Carpool’s marketing crashes program

Weak advertising forces closure of ride sharing effort

By Reggie Santini, Staff Writer

The student carpool program at Contra Costa College will be shut down because of a lack of advertisement.

“Parking is such a premium for students,” Buildings and Grounds Manager Bruce King said. “If more students do not participate we will have to close the program.”

The program is currently on the verge of closure, with no students participating and 15 reserved parking spots going to waste.

With no marketing strategy behind the program, students don’t even know it exists.

Last semester saw a huge decrease in use of the carpool program from when it first launched in the 2015 fall semester.

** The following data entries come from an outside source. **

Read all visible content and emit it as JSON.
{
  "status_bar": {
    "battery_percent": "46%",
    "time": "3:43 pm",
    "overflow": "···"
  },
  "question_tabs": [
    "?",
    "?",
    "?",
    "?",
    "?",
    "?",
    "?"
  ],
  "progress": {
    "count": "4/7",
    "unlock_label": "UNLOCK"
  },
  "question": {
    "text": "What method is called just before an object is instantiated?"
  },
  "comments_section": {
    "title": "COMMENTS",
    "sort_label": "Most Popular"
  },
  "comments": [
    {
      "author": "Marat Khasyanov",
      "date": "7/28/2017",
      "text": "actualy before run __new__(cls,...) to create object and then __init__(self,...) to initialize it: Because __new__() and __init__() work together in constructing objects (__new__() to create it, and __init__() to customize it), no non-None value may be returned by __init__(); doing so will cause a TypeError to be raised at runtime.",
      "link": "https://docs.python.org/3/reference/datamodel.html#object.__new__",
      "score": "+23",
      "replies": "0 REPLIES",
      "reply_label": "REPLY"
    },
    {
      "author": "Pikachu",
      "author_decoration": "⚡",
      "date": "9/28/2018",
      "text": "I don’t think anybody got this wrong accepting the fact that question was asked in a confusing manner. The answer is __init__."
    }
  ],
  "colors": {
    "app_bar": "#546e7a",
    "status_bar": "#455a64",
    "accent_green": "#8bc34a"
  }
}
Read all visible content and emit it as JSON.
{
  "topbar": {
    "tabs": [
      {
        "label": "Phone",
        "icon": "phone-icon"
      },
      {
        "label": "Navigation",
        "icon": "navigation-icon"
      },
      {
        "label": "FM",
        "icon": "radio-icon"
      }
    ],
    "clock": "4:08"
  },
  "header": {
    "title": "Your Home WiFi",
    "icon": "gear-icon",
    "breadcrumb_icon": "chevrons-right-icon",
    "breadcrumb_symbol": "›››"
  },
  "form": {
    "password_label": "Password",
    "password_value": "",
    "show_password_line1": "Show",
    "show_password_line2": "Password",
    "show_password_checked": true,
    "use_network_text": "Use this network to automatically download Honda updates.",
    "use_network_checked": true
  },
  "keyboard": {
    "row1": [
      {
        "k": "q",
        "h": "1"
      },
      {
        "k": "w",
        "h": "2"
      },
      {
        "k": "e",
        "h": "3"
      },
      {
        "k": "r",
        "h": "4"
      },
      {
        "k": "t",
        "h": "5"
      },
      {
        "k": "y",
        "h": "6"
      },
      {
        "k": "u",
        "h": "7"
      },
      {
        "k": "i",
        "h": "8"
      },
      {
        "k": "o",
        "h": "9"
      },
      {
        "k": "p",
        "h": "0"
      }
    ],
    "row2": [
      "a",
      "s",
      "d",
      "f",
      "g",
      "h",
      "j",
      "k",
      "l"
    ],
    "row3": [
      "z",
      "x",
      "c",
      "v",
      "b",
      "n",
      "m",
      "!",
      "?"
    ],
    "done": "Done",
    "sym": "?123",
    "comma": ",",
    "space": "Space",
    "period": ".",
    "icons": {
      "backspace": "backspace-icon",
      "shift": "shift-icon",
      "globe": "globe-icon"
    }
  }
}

No students signed up for the program during the 2016 spring semester, King said.

The reserved parking lot for students using the carpool program was unused during the day until 4 p.m.— where it becomes a regular parking lot.

King said even though campus officials expected a rise in use of the carpool program due to the construction taking up parking spots on campus, it stagnated.

Campus construction saw the closure of three different parking lots, Lot 1, Lot 4 and Lot 16.

Students were hard pressed to find parking in time for their classes. Because of the difficult parking situation students began parking in the reserved Lot 5.

It’s unknown if they did it on purpose, or just because they did not know it was a lot reserved for students using the carpool program King said.

CCC Police Services Lt. Tom Holt said, “Because of the lack of information on the carpool program—we did have to write some tickets to enforce the reserved parking spots.”

All the confusion surrounding the construction and the reserved parking ended up costing some students more money, but students were actively signing up during the programs launch in 2015 fall semester.

The program only has 15 spots, and only 8 of them were filled during that time Holt said.

CCC alum, and Editor-in-Chief for The Advocate, George Morin was one of the students who signed up for the program when it first opened.

“I only heard about it because I had to cover the Associated Student Union for The Advocate,” Morin said.

Despite the program being marketed to students through flyers around campus, applications are inside of the Student Life Office, only a few people on campus were aware.

“We sent emails through the InsitePortal to all the students. There are great benefits to signing up with the program,” former Student Life coordinator Erika Greene said. “A free parking pass, dedicated spot and a $50 dollar gas card.”

The program still does not have a strong enough marketing campaign its benefits aren’t being used by students.

After being contacted by an Advocate reporter, Marketing Director Brandy Howard refused to comment on the current marketing strategy to revive the carpool program and referred questions to Greene.

Greene said Howard worked briefly on marketing the carpool program toward the end of last semester.

“No one so far has worked on (marketing the carpool program since then),” she said.

Parking permits are $48 and parking is hard to find with the increase in enrollment, and the current seismic trenching has closed off half of Lot 6 until October, and Lot 1 until November.

“People like being in their own space with their own stuff. Not all the student’s schedules match,” Greene said.

Due to low numbers of students enrolling into the program, the Sustainability Committee has the carpool program on its agenda for its first meeting of the semester on Thursday at 7 a.m. in the R Building.